Work instructions => Going through the data, count each line that has the word "screenshot". Reply with the total and nothing more.

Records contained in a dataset
____________

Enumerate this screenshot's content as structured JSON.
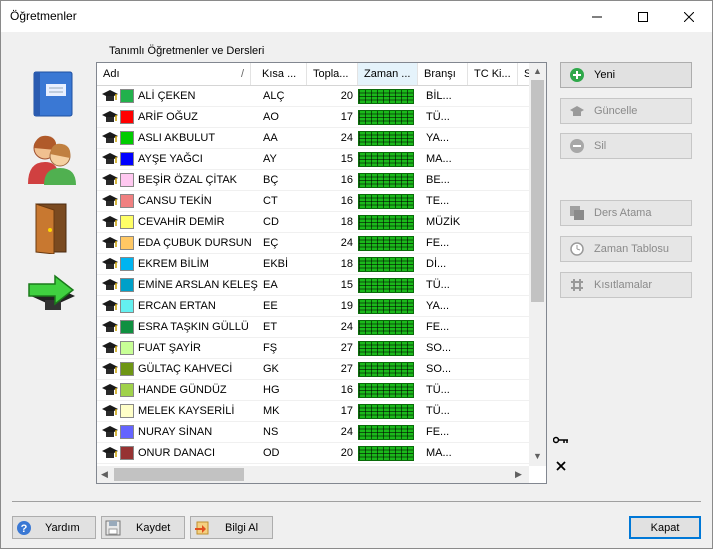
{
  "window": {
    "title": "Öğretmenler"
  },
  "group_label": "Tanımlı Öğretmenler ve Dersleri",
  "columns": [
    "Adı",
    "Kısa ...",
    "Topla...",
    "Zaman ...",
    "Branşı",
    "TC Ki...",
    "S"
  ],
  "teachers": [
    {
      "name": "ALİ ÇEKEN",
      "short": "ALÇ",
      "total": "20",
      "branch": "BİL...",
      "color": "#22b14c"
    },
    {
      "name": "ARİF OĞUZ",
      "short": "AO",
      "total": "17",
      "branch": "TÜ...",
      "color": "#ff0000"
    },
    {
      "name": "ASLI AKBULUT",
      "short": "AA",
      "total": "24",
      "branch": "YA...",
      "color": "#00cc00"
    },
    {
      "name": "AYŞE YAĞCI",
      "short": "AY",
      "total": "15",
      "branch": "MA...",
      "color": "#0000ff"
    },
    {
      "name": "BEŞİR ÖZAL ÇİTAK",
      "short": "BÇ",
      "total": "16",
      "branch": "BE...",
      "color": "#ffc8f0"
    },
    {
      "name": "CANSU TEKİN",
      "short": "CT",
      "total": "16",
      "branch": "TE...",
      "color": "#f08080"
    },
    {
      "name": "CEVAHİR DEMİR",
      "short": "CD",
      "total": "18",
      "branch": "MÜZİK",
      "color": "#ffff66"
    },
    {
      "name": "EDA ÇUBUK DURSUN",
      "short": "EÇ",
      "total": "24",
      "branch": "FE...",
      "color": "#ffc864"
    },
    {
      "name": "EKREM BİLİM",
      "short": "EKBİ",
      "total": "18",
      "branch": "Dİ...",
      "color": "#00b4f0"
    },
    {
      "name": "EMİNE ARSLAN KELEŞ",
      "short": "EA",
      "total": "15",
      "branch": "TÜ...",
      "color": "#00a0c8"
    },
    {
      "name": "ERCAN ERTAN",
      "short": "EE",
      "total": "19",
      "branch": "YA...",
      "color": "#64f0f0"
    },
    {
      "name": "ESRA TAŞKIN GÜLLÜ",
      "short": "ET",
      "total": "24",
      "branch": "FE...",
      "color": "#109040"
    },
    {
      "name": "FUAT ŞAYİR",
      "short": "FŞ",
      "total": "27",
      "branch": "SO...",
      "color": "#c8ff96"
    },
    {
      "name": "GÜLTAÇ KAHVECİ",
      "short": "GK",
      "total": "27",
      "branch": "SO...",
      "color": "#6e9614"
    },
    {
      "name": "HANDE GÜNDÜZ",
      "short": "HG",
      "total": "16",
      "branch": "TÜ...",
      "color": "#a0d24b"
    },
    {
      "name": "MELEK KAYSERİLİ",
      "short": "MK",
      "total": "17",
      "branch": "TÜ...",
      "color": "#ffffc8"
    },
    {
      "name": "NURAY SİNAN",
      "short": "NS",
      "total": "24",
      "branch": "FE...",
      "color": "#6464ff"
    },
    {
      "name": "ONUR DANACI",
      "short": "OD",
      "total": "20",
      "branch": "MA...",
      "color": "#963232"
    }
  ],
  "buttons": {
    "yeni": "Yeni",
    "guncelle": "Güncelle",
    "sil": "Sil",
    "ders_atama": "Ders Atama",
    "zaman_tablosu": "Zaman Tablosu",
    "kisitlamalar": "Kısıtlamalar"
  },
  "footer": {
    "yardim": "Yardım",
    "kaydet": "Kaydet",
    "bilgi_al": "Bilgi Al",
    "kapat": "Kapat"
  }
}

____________

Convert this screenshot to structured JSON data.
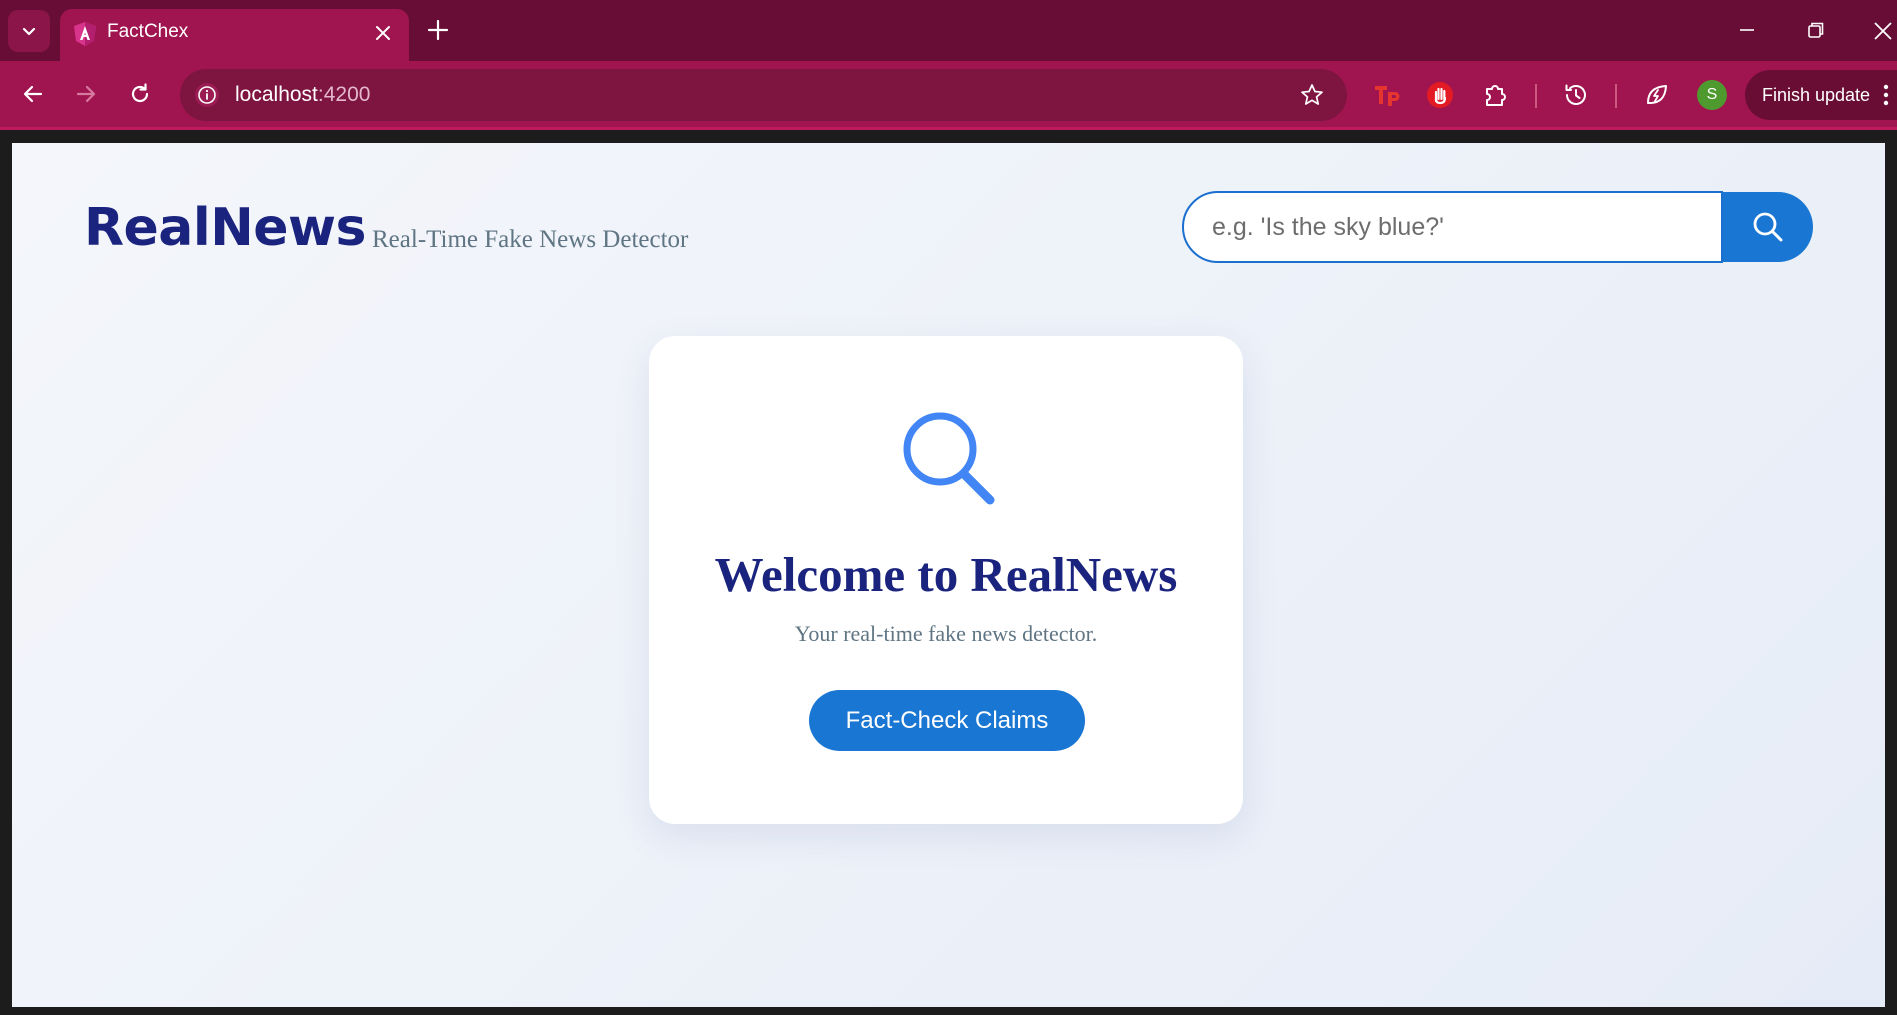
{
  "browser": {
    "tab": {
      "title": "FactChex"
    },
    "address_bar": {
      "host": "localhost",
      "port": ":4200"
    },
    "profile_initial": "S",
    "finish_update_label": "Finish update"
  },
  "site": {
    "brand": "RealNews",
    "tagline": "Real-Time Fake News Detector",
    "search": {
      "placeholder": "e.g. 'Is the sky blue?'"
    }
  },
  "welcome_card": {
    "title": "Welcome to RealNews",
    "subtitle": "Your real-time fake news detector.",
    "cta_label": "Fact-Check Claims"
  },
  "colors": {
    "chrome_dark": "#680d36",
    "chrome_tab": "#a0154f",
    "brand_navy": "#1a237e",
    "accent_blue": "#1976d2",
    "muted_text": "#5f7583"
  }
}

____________

Your solution => 2